noon by Mrs. Guy C. Barton. These
present were :
Mcsdames Bennett , Morsnmn , Cleve
land , Callaway. Kamsoy , Odoll , Vest ,
Parrotte , McConnell , Nash , llanscom ,
Miss Barrows. Mesdames Andrews , Short ,
Priteliett , Smith , Wakelov , Bunlett. Ed
gar , Liningcr , Allen , Contain , Boyd ,
Cqwin , Richardson , Patrick , Kountzc ,
Millard , Barker , Cogswell.
The regular social of Unity church was
hohl at the resilience of Air. William
Wallace , 2112 Burt street , last evening.
Mr. II. W. Breckenridgo entertained a
number of lady and gentlemen friends at
dinner at the Omaha club , Thursday
Senator Saundei'H , accompanied by his
daughter , Mrs. Harrison , went cast ,
Guj' C. Barton has gone east.
The young oeoplo of North Omaha
gave a delightful literary and musical en
tertainment at the Saiinders street Pres
byterian church Thursday ovenlni ; .
Mr. and Mrs. P. C. Iliniobaiigli enter
tained n number of friends at tea and
cards Tuesday afternoon. The guests
were Captain anil Mrs. Hustin , Mr. and
Mrs. AuKiistus Pratt , Mr. anil Mrs.
Dicker , Mr. and MM. Will Tabor , Mr.
and Mrs George Patterson. Mr. and
Mr.s. Conirilon , Mr. and Mrs.N.Morriam ,
Mr. and Mrs. Kstabrook , Mr. and Mrs.
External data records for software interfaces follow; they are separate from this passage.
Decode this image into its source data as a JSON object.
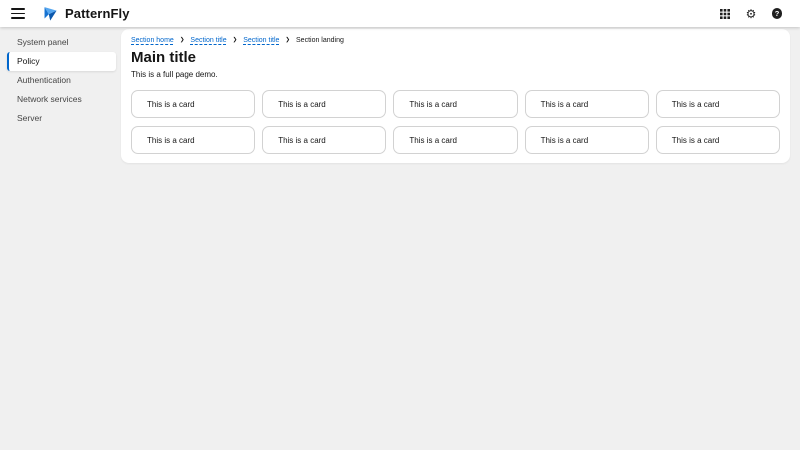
{
  "header": {
    "brand": "PatternFly",
    "colors": {
      "accent": "#0066cc",
      "background": "#ffffff"
    },
    "icons": [
      "hamburger-icon",
      "brand-logo-icon",
      "app-grid-icon",
      "settings-gear-icon",
      "help-icon"
    ],
    "help_glyph": "?"
  },
  "sidebar": {
    "items": [
      {
        "label": "System panel",
        "selected": false
      },
      {
        "label": "Policy",
        "selected": true
      },
      {
        "label": "Authentication",
        "selected": false
      },
      {
        "label": "Network services",
        "selected": false
      },
      {
        "label": "Server",
        "selected": false
      }
    ]
  },
  "breadcrumb": {
    "items": [
      {
        "label": "Section home",
        "current": false
      },
      {
        "label": "Section title",
        "current": false
      },
      {
        "label": "Section title",
        "current": false
      },
      {
        "label": "Section landing",
        "current": true
      }
    ],
    "separator": "❯"
  },
  "main": {
    "title": "Main title",
    "description": "This is a full page demo.",
    "cards": [
      "This is a card",
      "This is a card",
      "This is a card",
      "This is a card",
      "This is a card",
      "This is a card",
      "This is a card",
      "This is a card",
      "This is a card",
      "This is a card"
    ]
  }
}
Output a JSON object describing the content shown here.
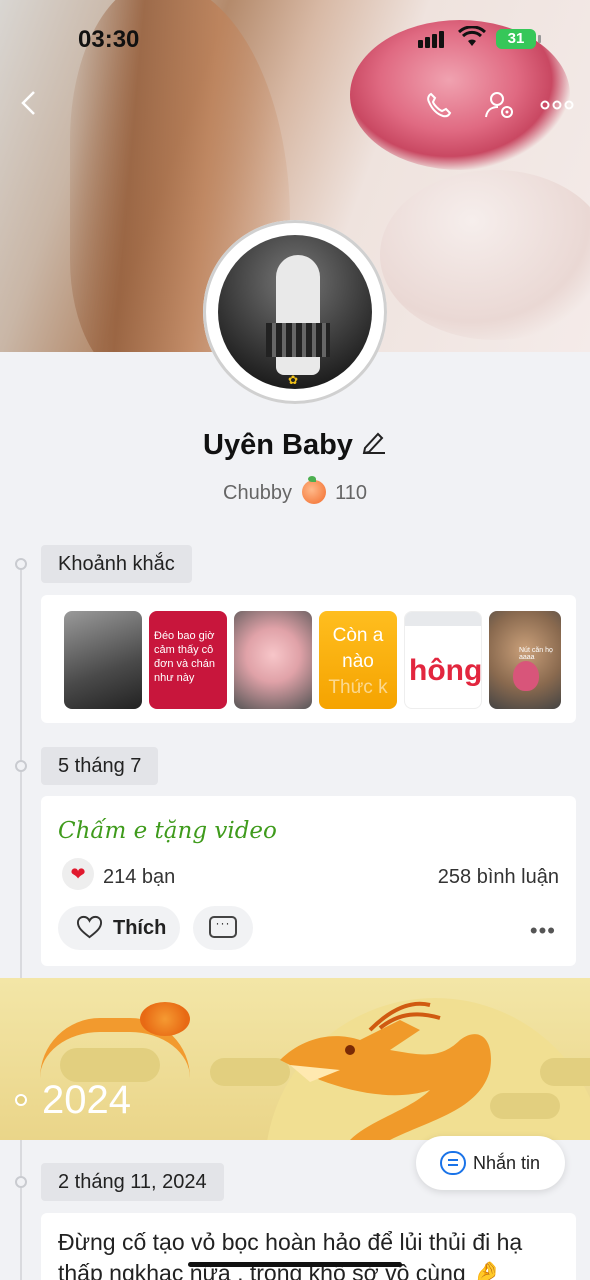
{
  "status_bar": {
    "time": "03:30",
    "battery": "31",
    "battery_color": "#36c759"
  },
  "header": {
    "back_icon": "chevron-left-icon",
    "call_icon": "phone-icon",
    "settings_icon": "user-settings-icon",
    "more_icon": "more-horizontal-icon"
  },
  "profile": {
    "name": "Uyên Baby",
    "tag": "Chubby",
    "count": "110"
  },
  "moments": {
    "label": "Khoảnh khắc",
    "thumbs": [
      {
        "text": ""
      },
      {
        "text": "Đéo bao giờ cảm thấy cô đơn và chán như này"
      },
      {
        "text": ""
      },
      {
        "text": "Còn a nào",
        "fade": "Thức k"
      },
      {
        "text": "hông"
      },
      {
        "text": "Nút căn họ aaaa"
      }
    ]
  },
  "post1": {
    "date": "5 tháng 7",
    "title": "Chấm e tặng video",
    "reactions": "214 bạn",
    "comments": "258 bình luận",
    "like_label": "Thích",
    "reaction_color": "#e0192e",
    "title_color": "#3f9b1c"
  },
  "year": {
    "label": "2024"
  },
  "message_button": {
    "label": "Nhắn tin",
    "icon_color": "#1a73e8"
  },
  "post2": {
    "date": "2 tháng 11, 2024",
    "text": "Đừng cố tạo vỏ bọc hoàn hảo để lủi thủi đi hạ thấp ngkhac nữa , trong khổ sở vô cùng 🤌"
  }
}
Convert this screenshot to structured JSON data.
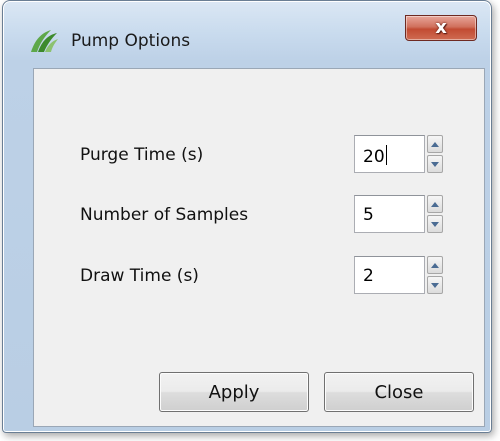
{
  "window": {
    "title": "Pump Options",
    "close_symbol": "x"
  },
  "icons": {
    "app": "leaf-logo-icon",
    "close": "close-icon",
    "spin_up": "arrow-up-icon",
    "spin_down": "arrow-down-icon"
  },
  "fields": [
    {
      "label": "Purge Time (s)",
      "value": "20"
    },
    {
      "label": "Number of Samples",
      "value": "5"
    },
    {
      "label": "Draw Time (s)",
      "value": "2"
    }
  ],
  "buttons": {
    "apply": "Apply",
    "close": "Close"
  },
  "colors": {
    "accent_green": "#3d8a2c",
    "close_button": "#c24b33"
  }
}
Estabrook , Mr. ami Mrs. Peek , Mr. and
Mrs. Squires , Mrs. Dubois , Mr.s. Jarviri ,
Mrs. Colpotxor , Mrs. Ivo.s , Miss Carrie
Congdon , Miss Ahhlo Taft , Miss Maud
Anthony , Mr. Chase , Mr. Holbrook , Mr.
John WHbiir , -
Dr. and Mrs. It. C. Moore entertained
at their homo on Thursday evening the
Euchre club , of which they are members.
Whist tables were provided for these
who preferred that game. Among these
present , according In the Excelsior , worn
Mr. and Mrs. W , F. Allen , Judge and
Mrs. Wakoly , Mr. and MM. Metcalf ,
Mr. and Mrs Gilbert , Mr. and JMr.s ,
Wcssells , Mr , and MrVilliam Wallace ,
Mr , and Mrs. Sweonoy , Mr , and Mrs.
Martin , Dr. and MM. Mercer. Dr. and
MM , Avers , Mrs. Thayur of Colorado ,
Mrs. Gilman , MKs Gilbert , MisParrotte ,
Mr , E , W. HImoral ami Mr. N. S. Kiilm.
The prizes , unique and appropriate ,
wore carried oil by MM. Gilbert and Dr.
Mercer. Mr Alien received the mys
terious pri/.o , and MM. Sweeny and Mr.
Gilbert scored the least number of
IS CONUUCTKD IIV
Royal Havana Lottery
( AOOVKIINMKNT INriTITUriONI
Drawn at Havana , Cuba , February 13-27 , 1886
( A IIOVKIIVHKNT IKtJTlrUTIO.N )
Tickets iui'ililia ; Wliolcu < fi ; Pmutlons pro
b'utijtcl | u no ( imnlimlatloii , nut rontiolk" ! tiy
tUu panics Hi lmt'if t. II U llio fulro > l llilinf la
Iho miiuio of cluincie In uxisioiico.
1'or UfkulH imply to Hllll'.SV & CO. , 1213 Hi odd-
way , N : V. C'lly : JI. O1TIJNB & CO. , OIK Jlnlii.
Brout. KimsnaUty , ilo. , or I'M rurnani iruu
Uiuubit. ui'luiiuiVf J
Powered by Open ONI